EXERCISE BRIEF =>
Go through the records and report each line in which the word "JSON" occurs.

EXCERPTED RECORDS =>
......
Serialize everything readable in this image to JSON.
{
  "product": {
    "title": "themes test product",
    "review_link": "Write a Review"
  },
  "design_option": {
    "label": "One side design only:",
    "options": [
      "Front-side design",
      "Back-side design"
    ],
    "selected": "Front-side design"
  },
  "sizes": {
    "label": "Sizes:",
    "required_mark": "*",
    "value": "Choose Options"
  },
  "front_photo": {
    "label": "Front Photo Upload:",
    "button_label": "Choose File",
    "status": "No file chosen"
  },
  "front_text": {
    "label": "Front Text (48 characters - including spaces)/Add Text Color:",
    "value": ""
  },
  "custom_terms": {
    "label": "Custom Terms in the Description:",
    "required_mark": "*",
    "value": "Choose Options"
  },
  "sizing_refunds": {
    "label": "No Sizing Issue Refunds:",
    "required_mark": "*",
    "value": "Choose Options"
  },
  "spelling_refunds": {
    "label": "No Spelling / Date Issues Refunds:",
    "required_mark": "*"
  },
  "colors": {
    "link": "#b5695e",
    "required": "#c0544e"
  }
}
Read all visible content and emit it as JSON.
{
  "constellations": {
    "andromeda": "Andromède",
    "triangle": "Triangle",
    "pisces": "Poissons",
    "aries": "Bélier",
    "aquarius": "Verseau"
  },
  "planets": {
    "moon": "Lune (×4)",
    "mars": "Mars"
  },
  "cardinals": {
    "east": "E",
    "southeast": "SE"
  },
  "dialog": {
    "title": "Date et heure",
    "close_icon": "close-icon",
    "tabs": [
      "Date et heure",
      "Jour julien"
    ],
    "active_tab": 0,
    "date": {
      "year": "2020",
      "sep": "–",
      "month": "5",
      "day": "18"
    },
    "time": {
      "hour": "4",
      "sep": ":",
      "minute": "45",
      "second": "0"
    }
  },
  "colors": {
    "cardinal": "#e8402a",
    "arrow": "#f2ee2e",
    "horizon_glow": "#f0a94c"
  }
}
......
OUTPUT FOR THIS EXERCISE =>
Serialize everything readable in this image to JSON.
Read all visible content and emit it as JSON.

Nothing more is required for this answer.